    Did Any of you muppets ever wonder if the ‘Amina’ in the story could be Ali’s Daughter, and Ali could be a divorced single father and not a married man.Recommend

  • Jehanzeb Mahar

    She could also be her maid servant, yoga teacher, Milaad wali aunty, rishtay wali baji etc etcRecommend

  • Jehanzeb Mahar

    Part time mistress. Everything explained in just three words :)Recommend

  • Marzia Raza

    Choti has a bohot bari mental problem. An empowered woman does not seek approval from her man and deals with rejection like a boss. Stop portraying women like helpless, melancholic creatures all the time.Recommend

  • Umer Rasheed

    This is what you get when a blogger switches off Gossip Girl and reads Khalid Hossaini for 30 mins and then switches back to Gossip Girl.Recommend

  • Zafar

    Men and Women seem to have forgotten a simple but very hard fact about marriage and relationship i.e SacrificeRecommend

  • Zafar

    What I got from it is that there is a girl who wants to be free, independent, travel a lot, have a lot of male friends and still be able to have a family with a happy and understanding husband and kids. As if that is possible …..Recommend

  • Bilal Ahmed

    In this whole crap, where did “chooti” tried to live a normal life.wot I got outta it Is that as chooti was educated she sacrificed her relation to persue her happiness… Which is not yet defined. I don’t know wot sort of breed this education is harvesting. Recommend

  • maria

    its al right to be open and fun and to have ambitions, and even giving up some one who loves you because he suffocates you is totaly normal ……. but what kind of a” too much personality” she has when she doesnt even like herself ??? only because there is no man around yet who could love her for what she is , is not reason enough to think of yourself as a leper, all she needs is a little help to boast her self esteeem rather than Aminas husband.Recommend

  • a.i.

    I enjoyed the ambiguity. Everyone is entitled to their experiences and opinion/voice and personally I appreciate the author for exploring such horizons :) Recommend
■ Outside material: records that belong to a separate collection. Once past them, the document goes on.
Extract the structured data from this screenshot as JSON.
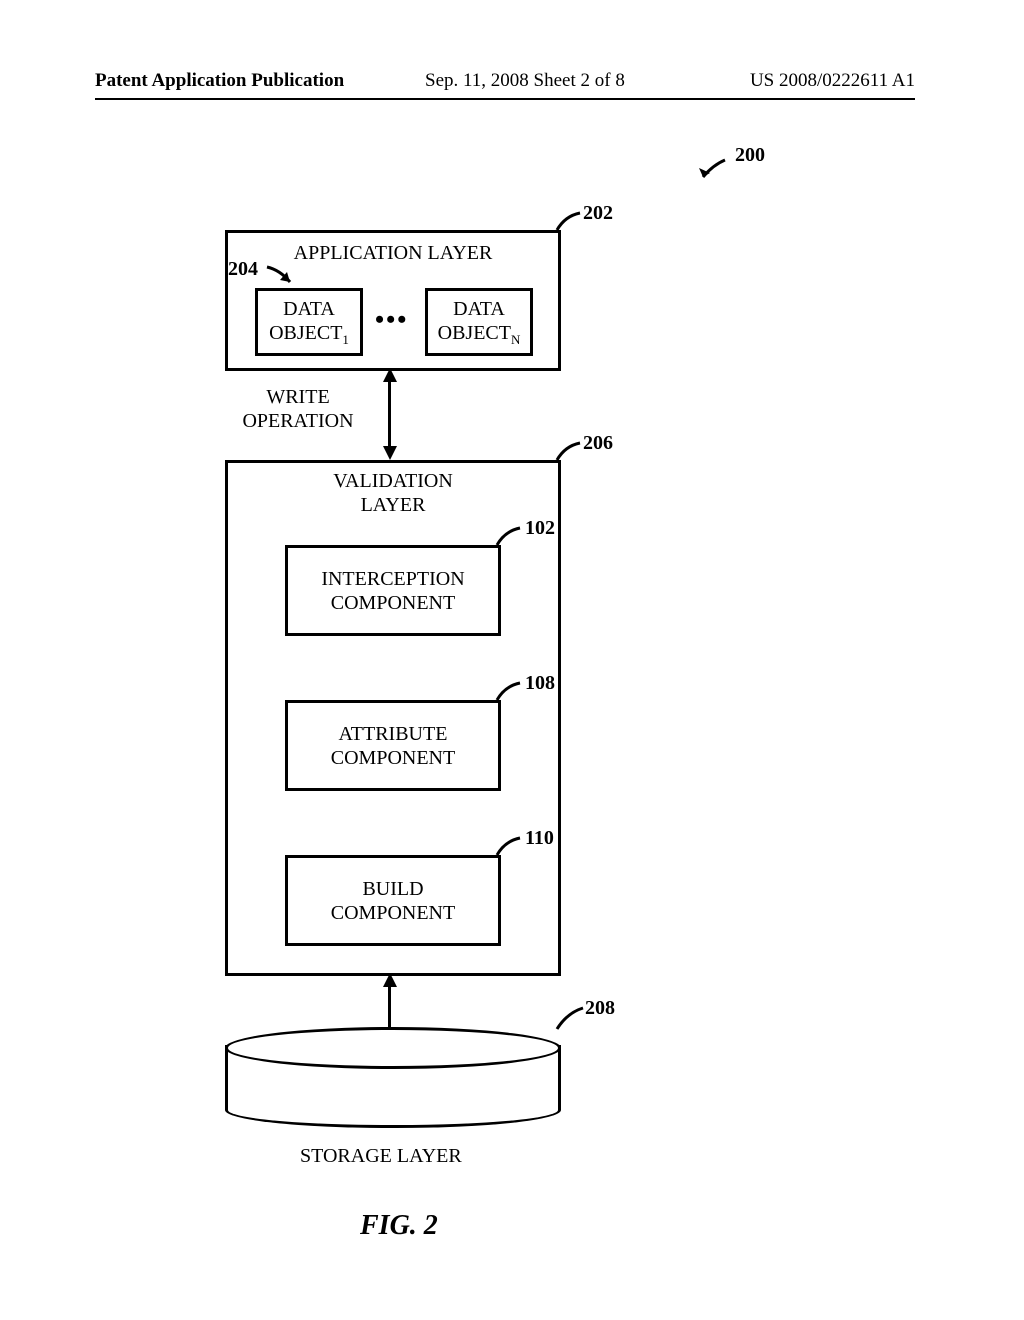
{
  "header": {
    "left": "Patent Application Publication",
    "center": "Sep. 11, 2008  Sheet 2 of 8",
    "right": "US 2008/0222611 A1"
  },
  "refs": {
    "r200": "200",
    "r202": "202",
    "r204": "204",
    "r206": "206",
    "r102": "102",
    "r108": "108",
    "r110": "110",
    "r208": "208"
  },
  "labels": {
    "app_layer": "APPLICATION LAYER",
    "data_obj_1_a": "DATA",
    "data_obj_1_b": "OBJECT",
    "sub1": "1",
    "dots": "•••",
    "data_obj_n_a": "DATA",
    "data_obj_n_b": "OBJECT",
    "subN": "N",
    "write_op_a": "WRITE",
    "write_op_b": "OPERATION",
    "val_layer_a": "VALIDATION",
    "val_layer_b": "LAYER",
    "intercept_a": "INTERCEPTION",
    "intercept_b": "COMPONENT",
    "attr_a": "ATTRIBUTE",
    "attr_b": "COMPONENT",
    "build_a": "BUILD",
    "build_b": "COMPONENT",
    "storage": "STORAGE LAYER",
    "fig": "FIG. 2"
  }
}
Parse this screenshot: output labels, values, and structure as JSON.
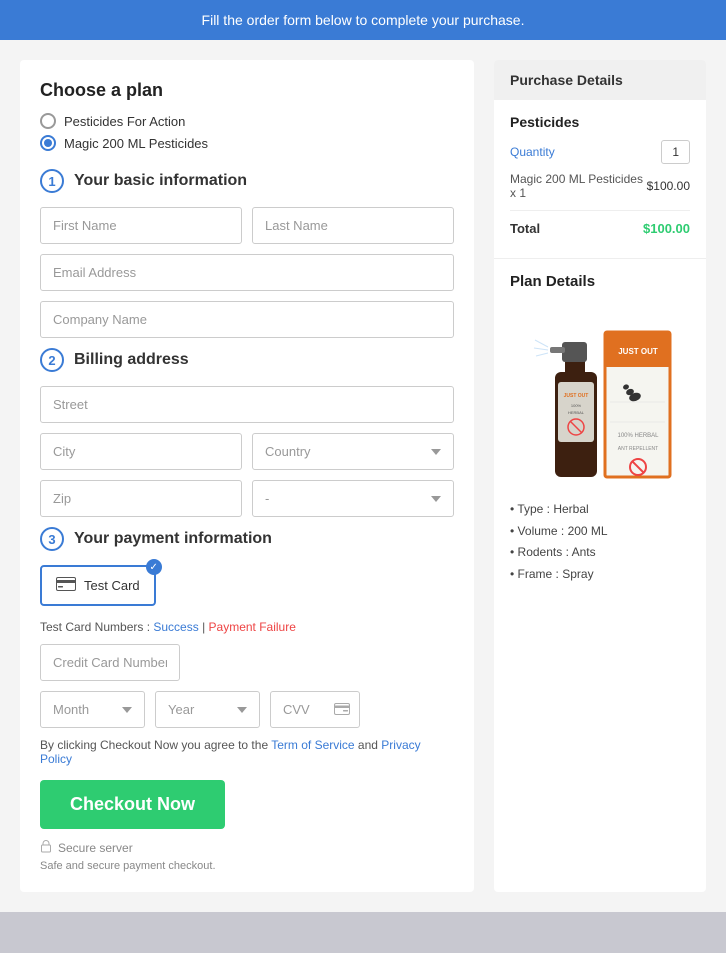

  • anon0912

    Sheesh…how about i give a summary since people are too dumb to understand this.Sarah liked to mingle socially but she was never promiscuous but people kept judging her due to which she felt guilty for no reason.She gave in to Akbar because she wanted to fit in but felt suffocated later on because he was too controlling.She had an affair with a married man which she knew was wrong but it takes two people to tango so don’t be so quick to judge.She felt accepted only by him and from what i can gather..the guy either left his wife for her or the affair went on.The whole article is about how nasty in this country people are and about the independence of women.Recommend

  • thriftysmurf

    I have had friends from all races, religions, and cultures and all of them use a common phrase ” Marriage Material”. Like it or not, evolution has trained men to marry a certain woman; just like evolution has trained women to go for certain successful men.Recommend

  • Average Joe Bodybuilder

    @Beenisch Tahir – A or B or C or D BCD. Either way don’t pollute Pakistan.Recommend